In English, some people write East Asian names (Chinese, Japanese etc.) with given name first, surname last (like “Kei Asai”). I personally dislike doing this, because names are whole word objects that shouldn’t be reordered. To stay accurate and somewhat respectful, I prefer to simply transliterate, i.e. romanize when translating.
Me being born in Taiwan using Mandarin as my primary language probably contributes to this preference. Knowing the original name, then seeing it reversed in an English document throws me off quite a bit. Not to mention the fact that there are infinitely more different name formats out there, not just the English “First Middle Last” or the East Asian “Surname-Given_name”.
There’s an exception to this: when the person already has an English name, I will use that instead.
So, in conclusion, I think a name should always be translated by sound unless otherwise specified.
Here is a table of some Japanese and Chinese names, how they would be translated with surname kept last, and how I would translate them.
|East Asian name||"Reordered"||My Preference|
|王小明||Xiaoming Wang||Wang Xiaoming|

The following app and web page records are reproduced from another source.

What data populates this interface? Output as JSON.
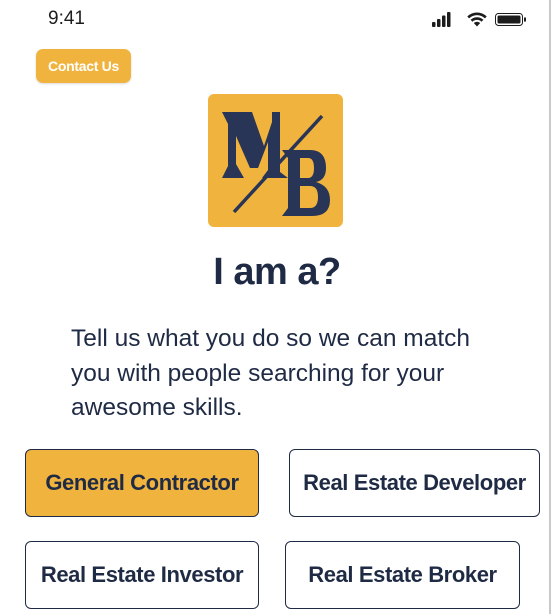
{
  "status_bar": {
    "time": "9:41",
    "icons": [
      "signal-icon",
      "wifi-icon",
      "battery-icon"
    ]
  },
  "header": {
    "contact_label": "Contact Us"
  },
  "logo": {
    "icon": "mb-logo",
    "colors": {
      "background": "#f0b43e",
      "letters": "#283557"
    }
  },
  "main": {
    "title": "I am a?",
    "subtitle": "Tell us what you do so we can match you with people searching for your awesome skills."
  },
  "roles": [
    {
      "label": "General Contractor",
      "selected": true
    },
    {
      "label": "Real Estate Developer",
      "selected": false
    },
    {
      "label": "Real Estate Investor",
      "selected": false
    },
    {
      "label": "Real Estate Broker",
      "selected": false
    }
  ],
  "colors": {
    "accent": "#f0b43e",
    "text": "#1f2a44",
    "border": "#1f2a44"
  }
}
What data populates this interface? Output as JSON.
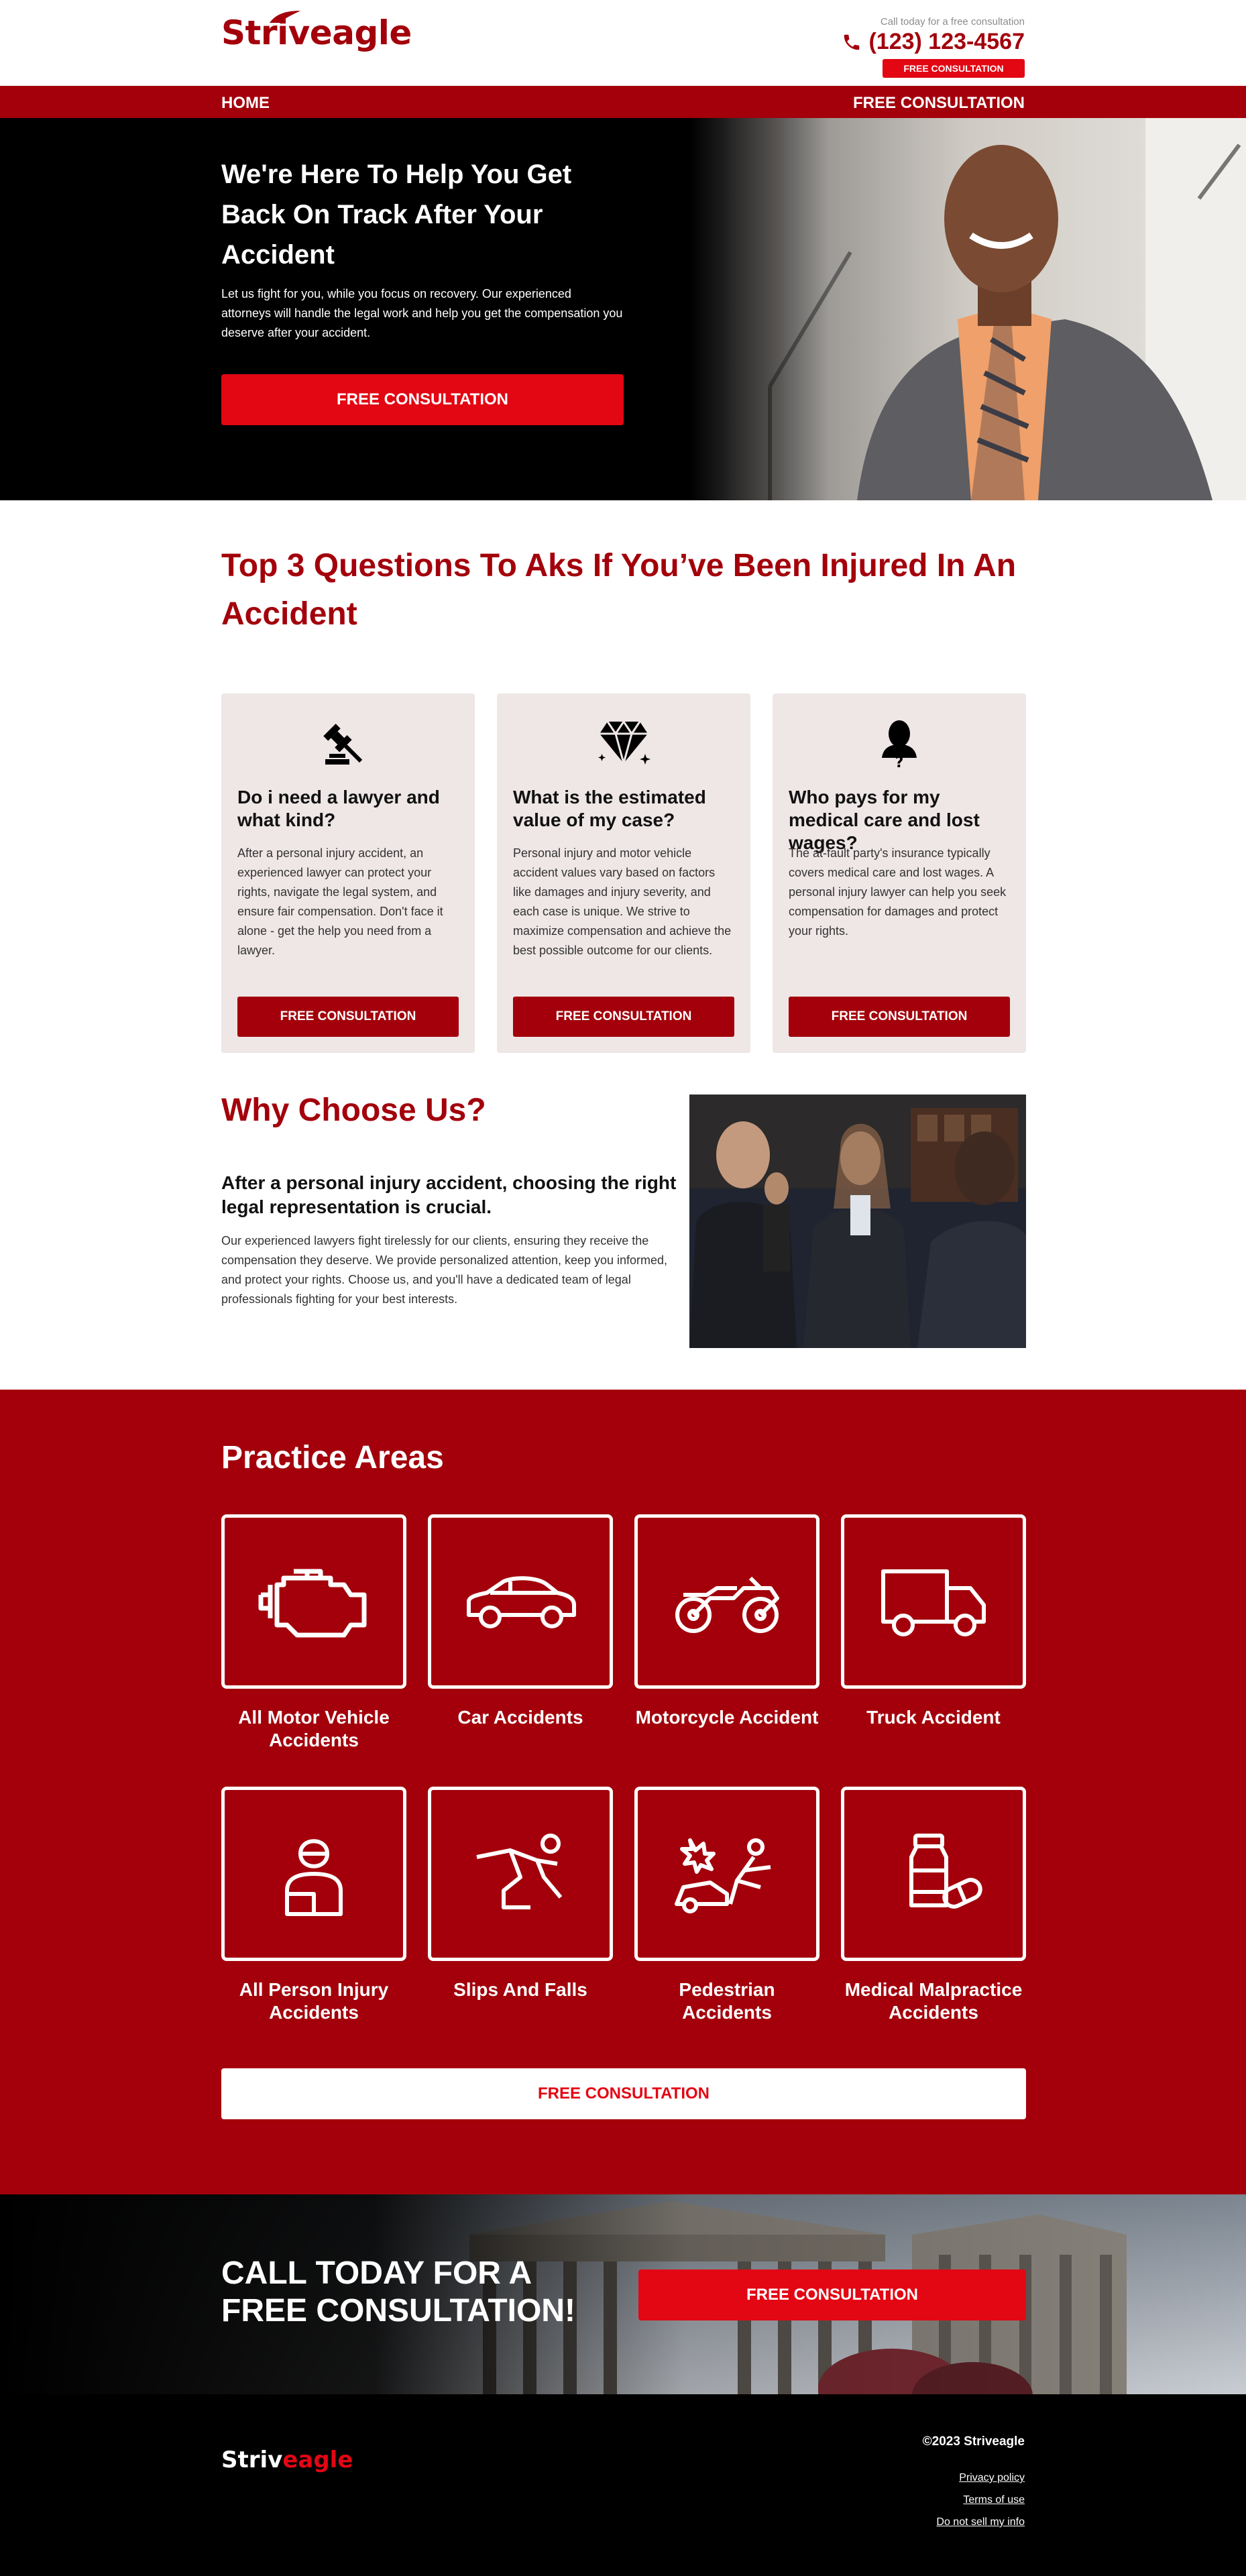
{
  "header": {
    "logo": "Striveagle",
    "consult_note": "Call today for a free consultation",
    "phone": "(123) 123-4567",
    "small_cta": "FREE CONSULTATION"
  },
  "nav": {
    "home": "HOME",
    "free_consultation": "FREE CONSULTATION"
  },
  "hero": {
    "title": "We're Here To Help You Get Back On Track After Your Accident",
    "text": "Let us fight for you, while you focus on recovery. Our experienced attorneys will handle the legal work and help you get the compensation you deserve after your accident.",
    "button": "FREE CONSULTATION"
  },
  "questions": {
    "title": "Top 3 Questions To Aks If You’ve Been Injured In An Accident",
    "cards": [
      {
        "icon": "gavel-icon",
        "heading": "Do i need a lawyer and what kind?",
        "text": "After a personal injury accident, an experienced lawyer can protect your rights, navigate the legal system, and ensure fair compensation. Don't face it alone - get the help you need from a lawyer.",
        "button": "FREE CONSULTATION"
      },
      {
        "icon": "diamond-icon",
        "heading": "What is the estimated value of my case?",
        "text": "Personal injury and motor vehicle accident values vary based on factors like damages and injury severity, and each case is unique. We strive to maximize compensation and achieve the best possible outcome for our clients.",
        "button": "FREE CONSULTATION"
      },
      {
        "icon": "person-question-icon",
        "heading": "Who pays for my medical care and lost wages?",
        "text": "The at-fault party's insurance typically covers medical care and lost wages. A personal injury lawyer can help you seek compensation for damages and protect your rights.",
        "button": "FREE CONSULTATION"
      }
    ]
  },
  "why": {
    "title": "Why Choose Us?",
    "subtitle": "After a personal injury accident, choosing the right legal representation is crucial.",
    "text": "Our experienced lawyers fight tirelessly for our clients, ensuring they receive the compensation they deserve. We provide personalized attention, keep you informed, and protect your rights. Choose us, and you'll have a dedicated team of legal professionals fighting for your best interests."
  },
  "practice": {
    "title": "Practice Areas",
    "areas": [
      {
        "label": "All Motor Vehicle Accidents",
        "icon": "engine-icon"
      },
      {
        "label": "Car Accidents",
        "icon": "car-icon"
      },
      {
        "label": "Motorcycle Accident",
        "icon": "motorcycle-icon"
      },
      {
        "label": "Truck Accident",
        "icon": "truck-icon"
      },
      {
        "label": "All Person Injury Accidents",
        "icon": "injured-person-icon"
      },
      {
        "label": "Slips And Falls",
        "icon": "slip-fall-icon"
      },
      {
        "label": "Pedestrian Accidents",
        "icon": "pedestrian-icon"
      },
      {
        "label": "Medical Malpractice Accidents",
        "icon": "medicine-icon"
      }
    ],
    "button": "FREE CONSULTATION"
  },
  "call": {
    "title": "CALL TODAY FOR A FREE CONSULTATION!",
    "button": "FREE CONSULTATION"
  },
  "footer": {
    "logo_main": "Striv",
    "logo_accent": "eagle",
    "copyright": "©2023 Striveagle",
    "links": [
      "Privacy policy",
      "Terms of use",
      "Do not sell my info"
    ]
  },
  "colors": {
    "brand_dark_red": "#a3000b",
    "brand_red": "#e30613",
    "card_bg": "#efe6e6"
  }
}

|一宮エルナ||Eruna Ichimiya||Ichimiya Eruna|
|郭台銘||Terry Guo||Terry Guo|
|春埼美空||Misora Haruki||Haruki Misora|